TASK DIRECTIONS:
Return each line of the records below in which the string "area" turns up.

GIVEN INFORMATION:

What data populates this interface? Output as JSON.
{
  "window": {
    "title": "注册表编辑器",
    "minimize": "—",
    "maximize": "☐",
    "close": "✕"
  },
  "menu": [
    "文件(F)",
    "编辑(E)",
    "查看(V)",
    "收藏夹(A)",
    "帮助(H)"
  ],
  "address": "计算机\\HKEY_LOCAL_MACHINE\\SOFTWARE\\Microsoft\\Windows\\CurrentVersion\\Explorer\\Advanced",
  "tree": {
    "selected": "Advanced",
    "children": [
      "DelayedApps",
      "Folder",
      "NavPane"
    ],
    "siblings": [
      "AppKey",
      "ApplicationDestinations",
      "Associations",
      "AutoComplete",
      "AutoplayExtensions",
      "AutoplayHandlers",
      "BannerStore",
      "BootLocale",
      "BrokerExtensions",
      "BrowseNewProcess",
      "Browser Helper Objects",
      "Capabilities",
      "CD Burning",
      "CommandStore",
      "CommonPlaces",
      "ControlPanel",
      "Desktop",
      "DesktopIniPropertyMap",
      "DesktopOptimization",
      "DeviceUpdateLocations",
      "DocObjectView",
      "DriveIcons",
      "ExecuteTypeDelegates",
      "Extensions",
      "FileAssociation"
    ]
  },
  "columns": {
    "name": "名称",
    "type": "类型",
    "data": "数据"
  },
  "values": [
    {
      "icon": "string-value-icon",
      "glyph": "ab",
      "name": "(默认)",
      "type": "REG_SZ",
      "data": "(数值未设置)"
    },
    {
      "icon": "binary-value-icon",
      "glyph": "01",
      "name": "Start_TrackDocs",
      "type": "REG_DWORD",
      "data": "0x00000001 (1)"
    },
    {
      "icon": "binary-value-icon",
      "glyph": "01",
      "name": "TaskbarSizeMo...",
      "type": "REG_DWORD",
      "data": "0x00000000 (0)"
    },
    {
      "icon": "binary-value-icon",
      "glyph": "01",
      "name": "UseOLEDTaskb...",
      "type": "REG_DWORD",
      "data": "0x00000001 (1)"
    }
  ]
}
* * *
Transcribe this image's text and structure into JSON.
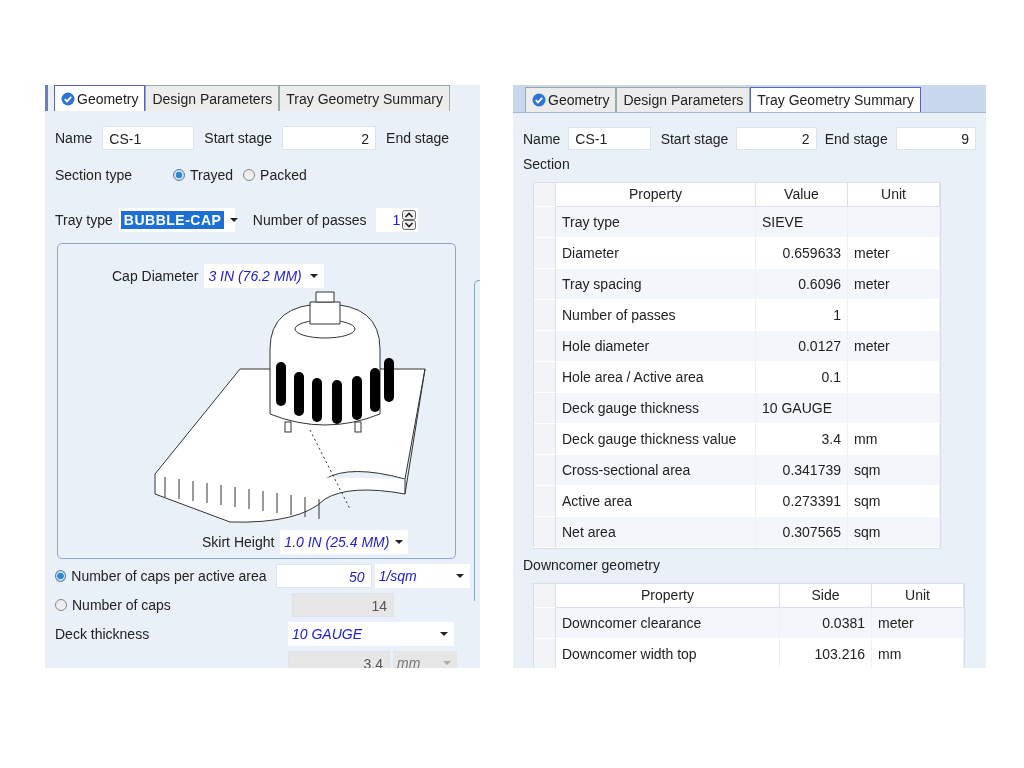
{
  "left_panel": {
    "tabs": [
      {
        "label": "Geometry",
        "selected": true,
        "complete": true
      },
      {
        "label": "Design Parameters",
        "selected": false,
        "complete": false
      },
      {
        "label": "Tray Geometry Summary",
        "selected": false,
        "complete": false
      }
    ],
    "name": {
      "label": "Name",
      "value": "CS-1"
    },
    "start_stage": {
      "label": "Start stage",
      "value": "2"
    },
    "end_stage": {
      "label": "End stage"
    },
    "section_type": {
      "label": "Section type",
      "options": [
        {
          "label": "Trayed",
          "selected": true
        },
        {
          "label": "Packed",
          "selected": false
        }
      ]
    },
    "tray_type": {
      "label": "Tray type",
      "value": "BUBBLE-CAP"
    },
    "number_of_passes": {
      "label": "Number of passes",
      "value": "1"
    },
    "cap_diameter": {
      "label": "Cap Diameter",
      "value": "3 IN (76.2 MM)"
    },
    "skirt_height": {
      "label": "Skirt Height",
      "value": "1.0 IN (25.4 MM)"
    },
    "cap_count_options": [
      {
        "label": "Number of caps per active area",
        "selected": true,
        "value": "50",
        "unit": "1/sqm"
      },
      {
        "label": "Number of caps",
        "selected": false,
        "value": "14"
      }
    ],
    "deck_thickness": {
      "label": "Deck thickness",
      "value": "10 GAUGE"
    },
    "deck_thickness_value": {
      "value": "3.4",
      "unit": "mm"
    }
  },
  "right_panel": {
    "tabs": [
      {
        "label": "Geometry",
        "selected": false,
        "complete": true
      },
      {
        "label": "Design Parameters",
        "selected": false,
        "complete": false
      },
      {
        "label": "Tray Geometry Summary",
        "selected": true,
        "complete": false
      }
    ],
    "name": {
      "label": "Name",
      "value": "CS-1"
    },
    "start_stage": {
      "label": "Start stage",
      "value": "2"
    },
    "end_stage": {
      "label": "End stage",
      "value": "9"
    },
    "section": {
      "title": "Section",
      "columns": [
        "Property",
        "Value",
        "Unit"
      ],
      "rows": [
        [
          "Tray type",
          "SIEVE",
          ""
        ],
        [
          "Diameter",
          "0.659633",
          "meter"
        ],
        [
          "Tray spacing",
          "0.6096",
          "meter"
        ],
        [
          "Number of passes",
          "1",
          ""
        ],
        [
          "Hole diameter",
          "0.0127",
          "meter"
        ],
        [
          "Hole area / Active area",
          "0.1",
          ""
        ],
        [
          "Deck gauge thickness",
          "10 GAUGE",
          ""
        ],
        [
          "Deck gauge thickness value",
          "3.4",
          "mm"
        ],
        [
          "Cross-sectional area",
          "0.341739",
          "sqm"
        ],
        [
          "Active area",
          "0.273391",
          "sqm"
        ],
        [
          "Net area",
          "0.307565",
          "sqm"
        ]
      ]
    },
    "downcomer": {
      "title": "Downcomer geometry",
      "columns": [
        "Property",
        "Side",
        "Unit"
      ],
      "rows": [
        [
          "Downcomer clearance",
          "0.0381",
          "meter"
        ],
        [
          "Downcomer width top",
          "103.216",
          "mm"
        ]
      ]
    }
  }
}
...
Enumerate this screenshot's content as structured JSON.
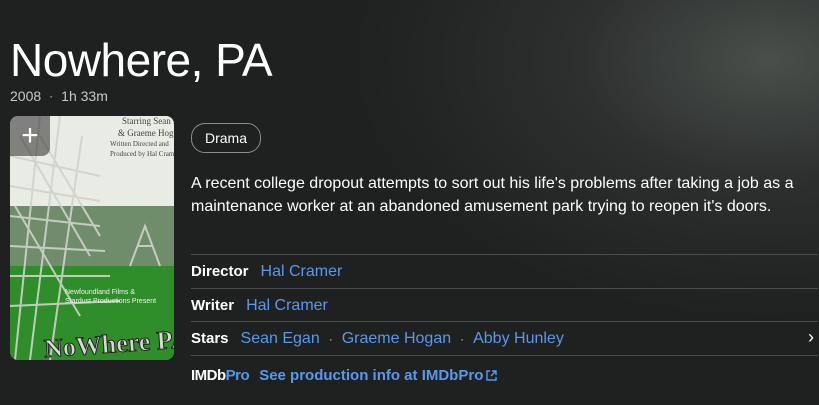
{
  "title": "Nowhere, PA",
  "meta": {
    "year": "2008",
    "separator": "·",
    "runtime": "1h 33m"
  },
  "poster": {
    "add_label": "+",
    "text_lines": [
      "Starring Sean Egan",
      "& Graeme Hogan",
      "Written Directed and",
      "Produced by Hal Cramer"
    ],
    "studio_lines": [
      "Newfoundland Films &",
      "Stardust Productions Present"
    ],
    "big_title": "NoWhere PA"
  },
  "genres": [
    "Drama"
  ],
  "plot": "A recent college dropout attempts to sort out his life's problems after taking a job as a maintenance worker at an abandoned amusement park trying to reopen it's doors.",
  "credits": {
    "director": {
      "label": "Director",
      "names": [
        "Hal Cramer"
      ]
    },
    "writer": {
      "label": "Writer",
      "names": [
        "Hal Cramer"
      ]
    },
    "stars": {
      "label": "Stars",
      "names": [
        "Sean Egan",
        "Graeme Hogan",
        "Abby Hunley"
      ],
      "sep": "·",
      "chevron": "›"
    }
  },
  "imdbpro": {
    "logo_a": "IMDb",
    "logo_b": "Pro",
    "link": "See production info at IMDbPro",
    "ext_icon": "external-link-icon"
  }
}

TASK RESPONSE:
        "label": "Number of caps per active area",
          "Hole area / Active area",
          "Cross-sectional area",
          "Active area",
          "Net area",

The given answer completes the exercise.